* ASSIGNMENT: Output the whole listing again, exactly as it reads.

=== Begin Enclosure ===

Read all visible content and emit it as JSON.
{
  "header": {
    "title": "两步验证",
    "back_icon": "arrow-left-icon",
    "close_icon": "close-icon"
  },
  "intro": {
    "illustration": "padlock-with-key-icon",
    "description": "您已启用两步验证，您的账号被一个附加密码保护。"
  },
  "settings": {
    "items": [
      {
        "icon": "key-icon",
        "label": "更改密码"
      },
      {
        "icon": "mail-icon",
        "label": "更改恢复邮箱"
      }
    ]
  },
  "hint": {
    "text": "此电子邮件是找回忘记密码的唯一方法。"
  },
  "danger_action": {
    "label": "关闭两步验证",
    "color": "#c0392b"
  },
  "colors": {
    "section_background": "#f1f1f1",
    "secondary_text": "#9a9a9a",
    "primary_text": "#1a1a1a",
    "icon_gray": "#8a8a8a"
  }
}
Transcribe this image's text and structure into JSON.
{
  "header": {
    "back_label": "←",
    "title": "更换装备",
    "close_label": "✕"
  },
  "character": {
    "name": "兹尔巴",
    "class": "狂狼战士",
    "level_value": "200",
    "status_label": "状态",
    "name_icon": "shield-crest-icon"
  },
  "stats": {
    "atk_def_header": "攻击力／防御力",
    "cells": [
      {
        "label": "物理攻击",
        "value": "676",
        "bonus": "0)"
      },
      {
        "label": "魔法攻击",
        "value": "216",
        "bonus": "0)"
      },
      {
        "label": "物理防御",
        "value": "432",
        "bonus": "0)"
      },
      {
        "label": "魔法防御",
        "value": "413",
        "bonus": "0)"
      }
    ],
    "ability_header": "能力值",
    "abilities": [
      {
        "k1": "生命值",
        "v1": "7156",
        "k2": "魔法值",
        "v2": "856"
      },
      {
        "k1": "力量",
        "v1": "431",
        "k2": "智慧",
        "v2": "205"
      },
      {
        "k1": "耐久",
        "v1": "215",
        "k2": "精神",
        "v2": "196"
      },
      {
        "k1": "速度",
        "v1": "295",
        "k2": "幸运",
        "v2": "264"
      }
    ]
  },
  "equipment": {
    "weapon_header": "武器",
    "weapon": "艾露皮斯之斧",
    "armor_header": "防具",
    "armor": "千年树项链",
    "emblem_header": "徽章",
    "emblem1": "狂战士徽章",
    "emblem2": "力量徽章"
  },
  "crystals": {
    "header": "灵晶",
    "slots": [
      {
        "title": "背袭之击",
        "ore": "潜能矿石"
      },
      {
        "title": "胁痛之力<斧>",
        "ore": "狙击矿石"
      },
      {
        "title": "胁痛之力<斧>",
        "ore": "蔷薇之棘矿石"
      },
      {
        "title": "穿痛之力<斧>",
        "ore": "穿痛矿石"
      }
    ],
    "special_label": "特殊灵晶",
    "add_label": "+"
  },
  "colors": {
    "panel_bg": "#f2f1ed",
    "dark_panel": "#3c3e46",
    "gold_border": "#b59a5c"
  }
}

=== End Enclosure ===

* RESPONSE TO THE EXERCISE:
Read all visible content and emit it as JSON.
{
  "header": {
    "title": "两步验证",
    "back_icon": "arrow-left-icon",
    "close_icon": "close-icon"
  },
  "intro": {
    "illustration": "padlock-with-key-icon",
    "description": "您已启用两步验证，您的账号被一个附加密码保护。"
  },
  "settings": {
    "items": [
      {
        "icon": "key-icon",
        "label": "更改密码"
      },
      {
        "icon": "mail-icon",
        "label": "更改恢复邮箱"
      }
    ]
  },
  "hint": {
    "text": "此电子邮件是找回忘记密码的唯一方法。"
  },
  "danger_action": {
    "label": "关闭两步验证",
    "color": "#c0392b"
  },
  "colors": {
    "section_background": "#f1f1f1",
    "secondary_text": "#9a9a9a",
    "primary_text": "#1a1a1a",
    "icon_gray": "#8a8a8a"
  }
}
Transcribe this image's text and structure into JSON.
{
  "header": {
    "back_label": "←",
    "title": "更换装备",
    "close_label": "✕"
  },
  "character": {
    "name": "兹尔巴",
    "class": "狂狼战士",
    "level_value": "200",
    "status_label": "状态",
    "name_icon": "shield-crest-icon"
  },
  "stats": {
    "atk_def_header": "攻击力／防御力",
    "cells": [
      {
        "label": "物理攻击",
        "value": "676",
        "bonus": "0)"
      },
      {
        "label": "魔法攻击",
        "value": "216",
        "bonus": "0)"
      },
      {
        "label": "物理防御",
        "value": "432",
        "bonus": "0)"
      },
      {
        "label": "魔法防御",
        "value": "413",
        "bonus": "0)"
      }
    ],
    "ability_header": "能力值",
    "abilities": [
      {
        "k1": "生命值",
        "v1": "7156",
        "k2": "魔法值",
        "v2": "856"
      },
      {
        "k1": "力量",
        "v1": "431",
        "k2": "智慧",
        "v2": "205"
      },
      {
        "k1": "耐久",
        "v1": "215",
        "k2": "精神",
        "v2": "196"
      },
      {
        "k1": "速度",
        "v1": "295",
        "k2": "幸运",
        "v2": "264"
      }
    ]
  },
  "equipment": {
    "weapon_header": "武器",
    "weapon": "艾露皮斯之斧",
    "armor_header": "防具",
    "armor": "千年树项链",
    "emblem_header": "徽章",
    "emblem1": "狂战士徽章",
    "emblem2": "力量徽章"
  },
  "crystals": {
    "header": "灵晶",
    "slots": [
      {
        "title": "背袭之击",
        "ore": "潜能矿石"
      },
      {
        "title": "胁痛之力<斧>",
        "ore": "狙击矿石"
      },
      {
        "title": "胁痛之力<斧>",
        "ore": "蔷薇之棘矿石"
      },
      {
        "title": "穿痛之力<斧>",
        "ore": "穿痛矿石"
      }
    ],
    "special_label": "特殊灵晶",
    "add_label": "+"
  },
  "colors": {
    "panel_bg": "#f2f1ed",
    "dark_panel": "#3c3e46",
    "gold_border": "#b59a5c"
  }
}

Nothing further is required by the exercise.